One of the people I met my last day in Belgrade was Theresa. Theresa is an American and she teaches English in Sarajevo. She was nice enough to put me up in the empty bedroom in her flat seeing as I was headed that way. Check out the sweet view from my room.
My first day there, we took a day trip to Visoko, a nearby town with a budding claim to fame. It’s often been joked about that a particular hill in Visoko resembles a pyramid but only recently after viewing below the surface via satellite, it’s been purported that there is actually a pyramid underneath. To many anthropologists and other scientists this is a wild claim made by a man lacking credentials but excavation began not one month ago and I got to see what’s been uncovered so far. And here is shot of me at the top standing next to the Bosnia and Herzegovinian flag.

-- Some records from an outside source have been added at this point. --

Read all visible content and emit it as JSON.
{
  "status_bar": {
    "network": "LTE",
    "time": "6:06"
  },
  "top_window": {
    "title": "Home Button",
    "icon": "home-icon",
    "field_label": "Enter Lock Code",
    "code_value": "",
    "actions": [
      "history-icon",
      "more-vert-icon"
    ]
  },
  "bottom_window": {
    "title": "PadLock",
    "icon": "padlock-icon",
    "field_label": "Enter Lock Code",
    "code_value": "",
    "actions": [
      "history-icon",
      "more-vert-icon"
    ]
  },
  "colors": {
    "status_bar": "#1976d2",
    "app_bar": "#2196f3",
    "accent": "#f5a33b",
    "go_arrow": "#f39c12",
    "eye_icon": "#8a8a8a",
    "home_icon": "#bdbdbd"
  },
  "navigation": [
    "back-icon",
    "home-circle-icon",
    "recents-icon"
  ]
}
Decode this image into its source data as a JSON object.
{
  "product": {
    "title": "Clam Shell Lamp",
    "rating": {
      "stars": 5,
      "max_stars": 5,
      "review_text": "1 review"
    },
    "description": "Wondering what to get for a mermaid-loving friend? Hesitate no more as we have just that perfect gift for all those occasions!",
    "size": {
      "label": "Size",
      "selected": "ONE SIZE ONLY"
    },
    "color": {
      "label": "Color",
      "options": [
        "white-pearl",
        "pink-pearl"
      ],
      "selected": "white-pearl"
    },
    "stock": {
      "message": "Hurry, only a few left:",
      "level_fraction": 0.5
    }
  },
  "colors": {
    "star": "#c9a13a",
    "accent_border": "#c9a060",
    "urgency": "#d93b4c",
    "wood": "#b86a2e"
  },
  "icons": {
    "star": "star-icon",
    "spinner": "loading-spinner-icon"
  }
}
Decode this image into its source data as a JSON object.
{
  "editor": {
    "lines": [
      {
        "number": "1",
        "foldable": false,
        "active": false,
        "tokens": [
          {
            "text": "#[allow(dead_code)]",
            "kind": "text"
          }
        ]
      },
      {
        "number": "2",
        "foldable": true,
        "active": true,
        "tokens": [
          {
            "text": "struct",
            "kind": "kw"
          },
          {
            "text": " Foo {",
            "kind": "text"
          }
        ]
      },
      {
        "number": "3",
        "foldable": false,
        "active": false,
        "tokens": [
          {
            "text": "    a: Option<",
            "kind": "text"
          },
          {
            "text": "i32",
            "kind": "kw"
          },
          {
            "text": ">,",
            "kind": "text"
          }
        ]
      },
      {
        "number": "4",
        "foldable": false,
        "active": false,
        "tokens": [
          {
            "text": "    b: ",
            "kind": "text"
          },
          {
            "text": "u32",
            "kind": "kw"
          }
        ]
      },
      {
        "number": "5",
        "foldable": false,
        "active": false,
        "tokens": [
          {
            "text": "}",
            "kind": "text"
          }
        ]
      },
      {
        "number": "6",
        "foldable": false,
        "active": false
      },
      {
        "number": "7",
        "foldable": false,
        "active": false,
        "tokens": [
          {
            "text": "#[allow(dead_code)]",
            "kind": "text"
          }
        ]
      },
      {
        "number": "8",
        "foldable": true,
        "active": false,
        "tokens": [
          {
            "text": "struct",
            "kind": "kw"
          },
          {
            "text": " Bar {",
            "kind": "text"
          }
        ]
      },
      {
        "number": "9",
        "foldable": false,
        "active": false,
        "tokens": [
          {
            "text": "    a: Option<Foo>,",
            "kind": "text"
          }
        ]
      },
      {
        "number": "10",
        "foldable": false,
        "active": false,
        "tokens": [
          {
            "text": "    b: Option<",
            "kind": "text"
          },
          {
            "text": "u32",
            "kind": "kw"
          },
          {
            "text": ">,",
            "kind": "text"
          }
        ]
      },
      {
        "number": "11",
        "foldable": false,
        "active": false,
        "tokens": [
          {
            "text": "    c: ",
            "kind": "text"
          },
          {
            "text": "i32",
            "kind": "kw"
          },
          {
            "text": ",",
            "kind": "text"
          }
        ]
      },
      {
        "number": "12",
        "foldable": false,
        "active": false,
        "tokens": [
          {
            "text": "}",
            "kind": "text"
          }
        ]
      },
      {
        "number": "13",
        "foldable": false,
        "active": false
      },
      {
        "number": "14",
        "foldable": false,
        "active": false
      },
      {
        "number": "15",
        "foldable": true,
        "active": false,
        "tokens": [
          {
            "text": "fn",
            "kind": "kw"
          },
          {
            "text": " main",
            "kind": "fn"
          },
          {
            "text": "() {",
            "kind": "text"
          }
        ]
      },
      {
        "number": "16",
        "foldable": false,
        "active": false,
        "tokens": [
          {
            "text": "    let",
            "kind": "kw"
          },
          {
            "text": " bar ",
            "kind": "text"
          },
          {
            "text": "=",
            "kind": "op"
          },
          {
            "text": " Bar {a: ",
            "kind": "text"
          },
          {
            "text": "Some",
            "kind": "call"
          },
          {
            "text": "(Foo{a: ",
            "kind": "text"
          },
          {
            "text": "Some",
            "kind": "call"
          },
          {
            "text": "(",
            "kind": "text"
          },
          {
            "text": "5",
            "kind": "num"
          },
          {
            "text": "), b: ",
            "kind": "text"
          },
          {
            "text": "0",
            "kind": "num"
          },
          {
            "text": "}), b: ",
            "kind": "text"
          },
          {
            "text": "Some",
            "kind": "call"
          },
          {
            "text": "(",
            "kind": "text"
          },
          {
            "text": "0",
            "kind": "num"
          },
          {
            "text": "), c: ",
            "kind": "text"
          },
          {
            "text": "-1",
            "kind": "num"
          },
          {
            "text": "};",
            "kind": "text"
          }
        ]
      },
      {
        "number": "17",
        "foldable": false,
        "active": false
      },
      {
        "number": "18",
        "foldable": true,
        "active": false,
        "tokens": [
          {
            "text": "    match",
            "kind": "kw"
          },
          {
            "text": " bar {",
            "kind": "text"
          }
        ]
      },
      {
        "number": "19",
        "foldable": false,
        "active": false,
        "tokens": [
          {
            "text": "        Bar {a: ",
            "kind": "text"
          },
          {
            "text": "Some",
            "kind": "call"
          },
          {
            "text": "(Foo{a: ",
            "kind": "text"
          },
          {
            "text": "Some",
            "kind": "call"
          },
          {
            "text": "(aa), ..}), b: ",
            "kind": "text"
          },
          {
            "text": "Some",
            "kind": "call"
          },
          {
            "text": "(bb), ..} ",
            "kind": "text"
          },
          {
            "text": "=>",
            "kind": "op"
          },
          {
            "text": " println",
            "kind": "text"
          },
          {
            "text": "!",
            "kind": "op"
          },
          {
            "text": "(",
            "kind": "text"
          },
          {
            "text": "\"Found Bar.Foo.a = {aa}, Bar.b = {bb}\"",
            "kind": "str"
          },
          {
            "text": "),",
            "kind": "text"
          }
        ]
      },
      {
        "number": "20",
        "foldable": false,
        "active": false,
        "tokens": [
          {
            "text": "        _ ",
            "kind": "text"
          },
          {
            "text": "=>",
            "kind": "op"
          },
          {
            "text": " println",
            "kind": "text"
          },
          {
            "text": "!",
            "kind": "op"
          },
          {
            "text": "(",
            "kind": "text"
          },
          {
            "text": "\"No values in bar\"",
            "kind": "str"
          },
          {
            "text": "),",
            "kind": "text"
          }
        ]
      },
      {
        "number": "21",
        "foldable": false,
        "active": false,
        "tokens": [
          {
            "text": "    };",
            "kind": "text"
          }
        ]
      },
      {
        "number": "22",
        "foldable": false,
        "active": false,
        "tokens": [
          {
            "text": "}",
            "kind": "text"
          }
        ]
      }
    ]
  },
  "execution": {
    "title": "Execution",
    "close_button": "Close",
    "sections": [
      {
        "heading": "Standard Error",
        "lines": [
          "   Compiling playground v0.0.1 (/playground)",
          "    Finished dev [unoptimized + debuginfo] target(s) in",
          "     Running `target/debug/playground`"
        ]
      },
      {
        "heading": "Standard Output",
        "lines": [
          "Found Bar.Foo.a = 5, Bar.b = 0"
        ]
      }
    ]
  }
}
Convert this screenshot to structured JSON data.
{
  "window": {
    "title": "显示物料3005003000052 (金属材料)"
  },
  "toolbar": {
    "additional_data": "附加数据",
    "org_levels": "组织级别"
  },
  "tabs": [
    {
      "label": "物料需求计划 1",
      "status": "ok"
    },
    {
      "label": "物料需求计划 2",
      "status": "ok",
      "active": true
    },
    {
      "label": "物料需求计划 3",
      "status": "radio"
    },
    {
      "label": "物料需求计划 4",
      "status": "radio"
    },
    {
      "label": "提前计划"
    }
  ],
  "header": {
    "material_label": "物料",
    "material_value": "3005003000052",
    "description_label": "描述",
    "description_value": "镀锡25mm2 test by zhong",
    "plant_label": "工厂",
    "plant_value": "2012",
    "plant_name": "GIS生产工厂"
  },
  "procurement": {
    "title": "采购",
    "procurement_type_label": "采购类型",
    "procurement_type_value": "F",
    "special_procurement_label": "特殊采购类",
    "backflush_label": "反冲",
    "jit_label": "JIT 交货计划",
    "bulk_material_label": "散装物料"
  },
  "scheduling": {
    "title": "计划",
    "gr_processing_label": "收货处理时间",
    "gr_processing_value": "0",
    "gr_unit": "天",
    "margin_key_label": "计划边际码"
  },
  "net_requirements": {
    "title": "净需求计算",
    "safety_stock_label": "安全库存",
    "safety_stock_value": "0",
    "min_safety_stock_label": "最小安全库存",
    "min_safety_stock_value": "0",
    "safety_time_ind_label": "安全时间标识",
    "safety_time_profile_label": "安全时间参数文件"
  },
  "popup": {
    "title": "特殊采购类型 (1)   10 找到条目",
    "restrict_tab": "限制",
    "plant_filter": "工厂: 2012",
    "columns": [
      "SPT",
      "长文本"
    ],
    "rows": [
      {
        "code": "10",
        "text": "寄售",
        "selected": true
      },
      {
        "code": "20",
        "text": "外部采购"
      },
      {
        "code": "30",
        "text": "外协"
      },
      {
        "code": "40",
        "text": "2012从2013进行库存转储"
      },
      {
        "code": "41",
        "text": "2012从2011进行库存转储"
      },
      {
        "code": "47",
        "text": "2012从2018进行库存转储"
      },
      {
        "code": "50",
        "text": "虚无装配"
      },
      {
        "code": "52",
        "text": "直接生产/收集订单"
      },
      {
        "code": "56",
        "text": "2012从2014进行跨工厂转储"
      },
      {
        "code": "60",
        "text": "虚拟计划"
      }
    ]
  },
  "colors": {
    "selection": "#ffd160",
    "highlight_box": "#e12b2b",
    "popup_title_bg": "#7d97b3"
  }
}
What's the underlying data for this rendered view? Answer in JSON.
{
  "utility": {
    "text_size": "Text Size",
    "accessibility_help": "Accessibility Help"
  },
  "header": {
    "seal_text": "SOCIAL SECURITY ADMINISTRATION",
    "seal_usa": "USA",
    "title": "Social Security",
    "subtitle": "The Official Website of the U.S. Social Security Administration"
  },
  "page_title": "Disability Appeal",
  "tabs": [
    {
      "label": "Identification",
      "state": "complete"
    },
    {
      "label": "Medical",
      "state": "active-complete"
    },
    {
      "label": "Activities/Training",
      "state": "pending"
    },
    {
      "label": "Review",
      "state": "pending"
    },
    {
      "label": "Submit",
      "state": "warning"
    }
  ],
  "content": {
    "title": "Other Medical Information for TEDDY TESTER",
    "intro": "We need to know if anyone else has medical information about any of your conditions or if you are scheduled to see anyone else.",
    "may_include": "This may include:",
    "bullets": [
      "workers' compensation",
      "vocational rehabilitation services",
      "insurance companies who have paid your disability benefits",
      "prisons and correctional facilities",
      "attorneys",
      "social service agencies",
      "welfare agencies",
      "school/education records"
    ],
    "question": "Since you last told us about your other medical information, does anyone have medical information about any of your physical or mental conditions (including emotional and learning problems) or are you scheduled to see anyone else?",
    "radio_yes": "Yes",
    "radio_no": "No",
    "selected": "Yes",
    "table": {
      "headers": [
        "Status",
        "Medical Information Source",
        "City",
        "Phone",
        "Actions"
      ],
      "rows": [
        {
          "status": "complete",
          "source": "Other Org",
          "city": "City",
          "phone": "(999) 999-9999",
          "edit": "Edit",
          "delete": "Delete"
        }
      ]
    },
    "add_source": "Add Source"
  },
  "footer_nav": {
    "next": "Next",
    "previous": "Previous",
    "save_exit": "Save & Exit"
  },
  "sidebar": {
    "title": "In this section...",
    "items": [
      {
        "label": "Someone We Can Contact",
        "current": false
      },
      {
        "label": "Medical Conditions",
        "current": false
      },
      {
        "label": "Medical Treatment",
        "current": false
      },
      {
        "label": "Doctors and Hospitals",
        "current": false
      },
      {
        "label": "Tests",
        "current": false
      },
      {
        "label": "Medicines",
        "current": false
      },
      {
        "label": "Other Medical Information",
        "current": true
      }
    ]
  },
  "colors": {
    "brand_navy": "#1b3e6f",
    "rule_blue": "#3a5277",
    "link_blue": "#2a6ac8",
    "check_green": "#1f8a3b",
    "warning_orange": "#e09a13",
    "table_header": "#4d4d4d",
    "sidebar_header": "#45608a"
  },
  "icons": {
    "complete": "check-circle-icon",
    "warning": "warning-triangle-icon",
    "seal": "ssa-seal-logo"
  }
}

I’m no expert so don’t ask me if this is a legit pyramid. Just remember that if it turns out to be Europe’s first discovered pyramid, I saw it first and if it’s bogus, well, I told you so. The pyramid has lots of Bosnians excited because this would be Europe’s greatest tourist attraction and the country could use the influx of capital to help stabilize it’s fractured politcal union with the Republica Serbska and raise the standard of living of it’s people, in general. You can read up on the pyramid at www.piramidasunca.ba
The next day I visited the Tunnel Museum which is pretty interesting. Basically, the Sarajevans built this tunnel underneath the UN controlled airport to connect the Free Zone with areas under seige by the Serbs during the war. It was a literal lifeline allowing for transport of goods, civilians, soldiers, fuel, and even electricity. Without it, Sarajevo probably would have fallen, likely 300,000 more people would have been executed, and the area might be very different today.
The rest of my time in Sarajevo I spent hanging out with a group of locals, students to whom Theresa introduced me. Here a couple shots of us wylin out in Ildijana’s apartment one night, enhanced by the blue LED lighter I came to love and one of Selma out in main square of the city.
Sarajevo is a multi-ethnic place with a Mosque, Synagogue, Catholic, and an Orthodox Church all basically on the same street within 5 minutes of eachother. Old men play chess on oversized boards in the park and the place bustles with a Turkish style bazaar. After all, they were ruled by the Ottomans for centuries and they remain a pretty secular Muslim country today.
I had a great time hanging out, listening to Sevda (a type of traditional music), wathcing South Park DVDs in Theresa’s apartment, and of course, frequenting watering holes both common and chic. Everybody I met was interesting and hospitable. Plus the place has the silliest names for it’s snacks. Check out Theresa with a bag of Chipsy and my favorite-named snack, Barpy.
Anyplace with Barpy has to be said to be moving in the right direction. Bosnia is a beautiful place and for their sake, I hope the pyramid turns out to be real but if not, they’ll be OK. One thing about the people there (besides how cool they are) is that they are survivors.
After a week of good times in Sarajevo, next stop, Split, Croatia.
Posted from Hrvatska (Croatia):
posted Saturday March 2014